_Task brief:_ Copy each record exactly, word for word.

_Excerpted records:_

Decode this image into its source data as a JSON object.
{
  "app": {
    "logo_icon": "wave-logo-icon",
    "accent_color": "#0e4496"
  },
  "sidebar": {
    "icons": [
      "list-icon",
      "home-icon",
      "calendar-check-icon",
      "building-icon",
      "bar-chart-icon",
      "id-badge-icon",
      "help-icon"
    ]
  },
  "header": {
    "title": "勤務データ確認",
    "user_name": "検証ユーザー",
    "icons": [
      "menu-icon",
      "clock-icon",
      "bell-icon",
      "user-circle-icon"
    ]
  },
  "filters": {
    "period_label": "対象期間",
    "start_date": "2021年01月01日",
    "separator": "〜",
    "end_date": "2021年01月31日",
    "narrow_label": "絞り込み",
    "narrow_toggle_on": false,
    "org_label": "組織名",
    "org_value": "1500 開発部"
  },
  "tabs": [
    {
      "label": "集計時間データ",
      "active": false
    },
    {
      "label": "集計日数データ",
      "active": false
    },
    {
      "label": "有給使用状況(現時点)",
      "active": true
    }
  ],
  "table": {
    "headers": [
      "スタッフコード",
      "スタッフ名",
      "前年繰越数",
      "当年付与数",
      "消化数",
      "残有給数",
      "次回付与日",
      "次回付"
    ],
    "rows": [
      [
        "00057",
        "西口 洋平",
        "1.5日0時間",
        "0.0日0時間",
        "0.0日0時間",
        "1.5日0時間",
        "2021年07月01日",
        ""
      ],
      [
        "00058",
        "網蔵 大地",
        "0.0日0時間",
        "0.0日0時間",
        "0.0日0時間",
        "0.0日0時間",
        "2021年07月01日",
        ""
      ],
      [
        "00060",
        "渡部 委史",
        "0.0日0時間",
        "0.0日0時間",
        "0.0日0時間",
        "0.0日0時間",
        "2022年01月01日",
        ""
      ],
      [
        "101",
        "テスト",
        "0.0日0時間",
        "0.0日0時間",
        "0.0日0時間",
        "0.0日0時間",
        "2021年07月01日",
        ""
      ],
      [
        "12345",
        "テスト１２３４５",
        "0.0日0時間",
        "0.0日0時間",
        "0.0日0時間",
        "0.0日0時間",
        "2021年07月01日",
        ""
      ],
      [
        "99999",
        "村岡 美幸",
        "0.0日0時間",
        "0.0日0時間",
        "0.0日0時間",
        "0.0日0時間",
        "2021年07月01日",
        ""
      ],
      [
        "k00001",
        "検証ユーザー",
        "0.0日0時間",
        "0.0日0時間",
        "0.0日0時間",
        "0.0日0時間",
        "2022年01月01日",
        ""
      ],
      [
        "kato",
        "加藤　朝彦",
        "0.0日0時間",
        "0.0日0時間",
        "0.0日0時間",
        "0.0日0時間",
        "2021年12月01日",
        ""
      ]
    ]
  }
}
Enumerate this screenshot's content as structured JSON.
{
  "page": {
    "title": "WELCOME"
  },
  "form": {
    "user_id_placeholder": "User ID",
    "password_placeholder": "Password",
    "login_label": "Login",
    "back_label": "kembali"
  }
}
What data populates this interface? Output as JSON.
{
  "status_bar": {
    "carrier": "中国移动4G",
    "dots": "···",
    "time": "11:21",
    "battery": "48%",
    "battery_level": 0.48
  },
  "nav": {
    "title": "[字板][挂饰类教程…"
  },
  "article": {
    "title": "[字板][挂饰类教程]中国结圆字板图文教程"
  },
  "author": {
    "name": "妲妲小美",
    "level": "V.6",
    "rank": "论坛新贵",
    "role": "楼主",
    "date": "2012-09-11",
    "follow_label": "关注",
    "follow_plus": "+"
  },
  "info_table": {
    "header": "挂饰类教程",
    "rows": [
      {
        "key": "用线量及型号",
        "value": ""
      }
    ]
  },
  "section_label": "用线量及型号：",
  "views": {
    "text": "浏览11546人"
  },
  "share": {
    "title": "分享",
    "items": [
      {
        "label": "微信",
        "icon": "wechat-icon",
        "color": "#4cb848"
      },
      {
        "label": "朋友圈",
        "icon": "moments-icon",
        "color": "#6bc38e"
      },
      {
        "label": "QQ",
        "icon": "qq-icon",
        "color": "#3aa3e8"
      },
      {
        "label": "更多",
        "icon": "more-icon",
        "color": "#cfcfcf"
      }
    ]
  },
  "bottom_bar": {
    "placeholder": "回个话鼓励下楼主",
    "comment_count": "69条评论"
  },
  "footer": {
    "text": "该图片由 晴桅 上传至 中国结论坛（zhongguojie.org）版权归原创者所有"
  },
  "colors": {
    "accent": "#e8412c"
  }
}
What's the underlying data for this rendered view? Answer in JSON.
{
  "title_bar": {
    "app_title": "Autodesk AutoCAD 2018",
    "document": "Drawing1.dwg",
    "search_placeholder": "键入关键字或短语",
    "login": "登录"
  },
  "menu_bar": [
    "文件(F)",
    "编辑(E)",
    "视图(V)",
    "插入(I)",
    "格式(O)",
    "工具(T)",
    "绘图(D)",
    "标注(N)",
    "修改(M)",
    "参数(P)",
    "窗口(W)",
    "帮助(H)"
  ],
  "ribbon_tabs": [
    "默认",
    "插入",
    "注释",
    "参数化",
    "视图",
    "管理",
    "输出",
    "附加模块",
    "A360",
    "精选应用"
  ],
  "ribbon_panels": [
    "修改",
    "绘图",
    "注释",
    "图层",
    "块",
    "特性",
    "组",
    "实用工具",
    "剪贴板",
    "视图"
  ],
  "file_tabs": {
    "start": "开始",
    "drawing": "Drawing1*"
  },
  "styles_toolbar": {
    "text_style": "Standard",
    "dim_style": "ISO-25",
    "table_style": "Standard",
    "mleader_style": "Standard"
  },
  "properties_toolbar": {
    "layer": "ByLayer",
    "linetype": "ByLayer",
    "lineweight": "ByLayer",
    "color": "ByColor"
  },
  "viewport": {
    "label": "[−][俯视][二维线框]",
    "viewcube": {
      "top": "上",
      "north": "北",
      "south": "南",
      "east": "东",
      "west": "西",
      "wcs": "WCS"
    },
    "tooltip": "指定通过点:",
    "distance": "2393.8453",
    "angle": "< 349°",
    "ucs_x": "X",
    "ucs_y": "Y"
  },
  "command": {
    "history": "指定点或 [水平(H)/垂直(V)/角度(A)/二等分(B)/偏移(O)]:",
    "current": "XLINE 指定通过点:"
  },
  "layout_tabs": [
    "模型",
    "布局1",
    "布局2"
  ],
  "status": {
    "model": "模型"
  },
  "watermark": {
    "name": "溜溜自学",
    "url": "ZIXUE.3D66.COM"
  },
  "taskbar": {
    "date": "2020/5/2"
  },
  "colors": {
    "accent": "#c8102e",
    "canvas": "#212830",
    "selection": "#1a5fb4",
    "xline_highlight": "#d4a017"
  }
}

_Result for this task:_
Decode this image into its source data as a JSON object.
{
  "app": {
    "logo_icon": "wave-logo-icon",
    "accent_color": "#0e4496"
  },
  "sidebar": {
    "icons": [
      "list-icon",
      "home-icon",
      "calendar-check-icon",
      "building-icon",
      "bar-chart-icon",
      "id-badge-icon",
      "help-icon"
    ]
  },
  "header": {
    "title": "勤務データ確認",
    "user_name": "検証ユーザー",
    "icons": [
      "menu-icon",
      "clock-icon",
      "bell-icon",
      "user-circle-icon"
    ]
  },
  "filters": {
    "period_label": "対象期間",
    "start_date": "2021年01月01日",
    "separator": "〜",
    "end_date": "2021年01月31日",
    "narrow_label": "絞り込み",
    "narrow_toggle_on": false,
    "org_label": "組織名",
    "org_value": "1500 開発部"
  },
  "tabs": [
    {
      "label": "集計時間データ",
      "active": false
    },
    {
      "label": "集計日数データ",
      "active": false
    },
    {
      "label": "有給使用状況(現時点)",
      "active": true
    }
  ],
  "table": {
    "headers": [
      "スタッフコード",
      "スタッフ名",
      "前年繰越数",
      "当年付与数",
      "消化数",
      "残有給数",
      "次回付与日",
      "次回付"
    ],
    "rows": [
      [
        "00057",
        "西口 洋平",
        "1.5日0時間",
        "0.0日0時間",
        "0.0日0時間",
        "1.5日0時間",
        "2021年07月01日",
        ""
      ],
      [
        "00058",
        "網蔵 大地",
        "0.0日0時間",
        "0.0日0時間",
        "0.0日0時間",
        "0.0日0時間",
        "2021年07月01日",
        ""
      ],
      [
        "00060",
        "渡部 委史",
        "0.0日0時間",
        "0.0日0時間",
        "0.0日0時間",
        "0.0日0時間",
        "2022年01月01日",
        ""
      ],
      [
        "101",
        "テスト",
        "0.0日0時間",
        "0.0日0時間",
        "0.0日0時間",
        "0.0日0時間",
        "2021年07月01日",
        ""
      ],
      [
        "12345",
        "テスト１２３４５",
        "0.0日0時間",
        "0.0日0時間",
        "0.0日0時間",
        "0.0日0時間",
        "2021年07月01日",
        ""
      ],
      [
        "99999",
        "村岡 美幸",
        "0.0日0時間",
        "0.0日0時間",
        "0.0日0時間",
        "0.0日0時間",
        "2021年07月01日",
        ""
      ],
      [
        "k00001",
        "検証ユーザー",
        "0.0日0時間",
        "0.0日0時間",
        "0.0日0時間",
        "0.0日0時間",
        "2022年01月01日",
        ""
      ],
      [
        "kato",
        "加藤　朝彦",
        "0.0日0時間",
        "0.0日0時間",
        "0.0日0時間",
        "0.0日0時間",
        "2021年12月01日",
        ""
      ]
    ]
  }
}
Enumerate this screenshot's content as structured JSON.
{
  "page": {
    "title": "WELCOME"
  },
  "form": {
    "user_id_placeholder": "User ID",
    "password_placeholder": "Password",
    "login_label": "Login",
    "back_label": "kembali"
  }
}
What data populates this interface? Output as JSON.
{
  "status_bar": {
    "carrier": "中国移动4G",
    "dots": "···",
    "time": "11:21",
    "battery": "48%",
    "battery_level": 0.48
  },
  "nav": {
    "title": "[字板][挂饰类教程…"
  },
  "article": {
    "title": "[字板][挂饰类教程]中国结圆字板图文教程"
  },
  "author": {
    "name": "妲妲小美",
    "level": "V.6",
    "rank": "论坛新贵",
    "role": "楼主",
    "date": "2012-09-11",
    "follow_label": "关注",
    "follow_plus": "+"
  },
  "info_table": {
    "header": "挂饰类教程",
    "rows": [
      {
        "key": "用线量及型号",
        "value": ""
      }
    ]
  },
  "section_label": "用线量及型号：",
  "views": {
    "text": "浏览11546人"
  },
  "share": {
    "title": "分享",
    "items": [
      {
        "label": "微信",
        "icon": "wechat-icon",
        "color": "#4cb848"
      },
      {
        "label": "朋友圈",
        "icon": "moments-icon",
        "color": "#6bc38e"
      },
      {
        "label": "QQ",
        "icon": "qq-icon",
        "color": "#3aa3e8"
      },
      {
        "label": "更多",
        "icon": "more-icon",
        "color": "#cfcfcf"
      }
    ]
  },
  "bottom_bar": {
    "placeholder": "回个话鼓励下楼主",
    "comment_count": "69条评论"
  },
  "footer": {
    "text": "该图片由 晴桅 上传至 中国结论坛（zhongguojie.org）版权归原创者所有"
  },
  "colors": {
    "accent": "#e8412c"
  }
}
What's the underlying data for this rendered view? Answer in JSON.
{
  "title_bar": {
    "app_title": "Autodesk AutoCAD 2018",
    "document": "Drawing1.dwg",
    "search_placeholder": "键入关键字或短语",
    "login": "登录"
  },
  "menu_bar": [
    "文件(F)",
    "编辑(E)",
    "视图(V)",
    "插入(I)",
    "格式(O)",
    "工具(T)",
    "绘图(D)",
    "标注(N)",
    "修改(M)",
    "参数(P)",
    "窗口(W)",
    "帮助(H)"
  ],
  "ribbon_tabs": [
    "默认",
    "插入",
    "注释",
    "参数化",
    "视图",
    "管理",
    "输出",
    "附加模块",
    "A360",
    "精选应用"
  ],
  "ribbon_panels": [
    "修改",
    "绘图",
    "注释",
    "图层",
    "块",
    "特性",
    "组",
    "实用工具",
    "剪贴板",
    "视图"
  ],
  "file_tabs": {
    "start": "开始",
    "drawing": "Drawing1*"
  },
  "styles_toolbar": {
    "text_style": "Standard",
    "dim_style": "ISO-25",
    "table_style": "Standard",
    "mleader_style": "Standard"
  },
  "properties_toolbar": {
    "layer": "ByLayer",
    "linetype": "ByLayer",
    "lineweight": "ByLayer",
    "color": "ByColor"
  },
  "viewport": {
    "label": "[−][俯视][二维线框]",
    "viewcube": {
      "top": "上",
      "north": "北",
      "south": "南",
      "east": "东",
      "west": "西",
      "wcs": "WCS"
    },
    "tooltip": "指定通过点:",
    "distance": "2393.8453",
    "angle": "< 349°",
    "ucs_x": "X",
    "ucs_y": "Y"
  },
  "command": {
    "history": "指定点或 [水平(H)/垂直(V)/角度(A)/二等分(B)/偏移(O)]:",
    "current": "XLINE 指定通过点:"
  },
  "layout_tabs": [
    "模型",
    "布局1",
    "布局2"
  ],
  "status": {
    "model": "模型"
  },
  "watermark": {
    "name": "溜溜自学",
    "url": "ZIXUE.3D66.COM"
  },
  "taskbar": {
    "date": "2020/5/2"
  },
  "colors": {
    "accent": "#c8102e",
    "canvas": "#212830",
    "selection": "#1a5fb4",
    "xline_highlight": "#d4a017"
  }
}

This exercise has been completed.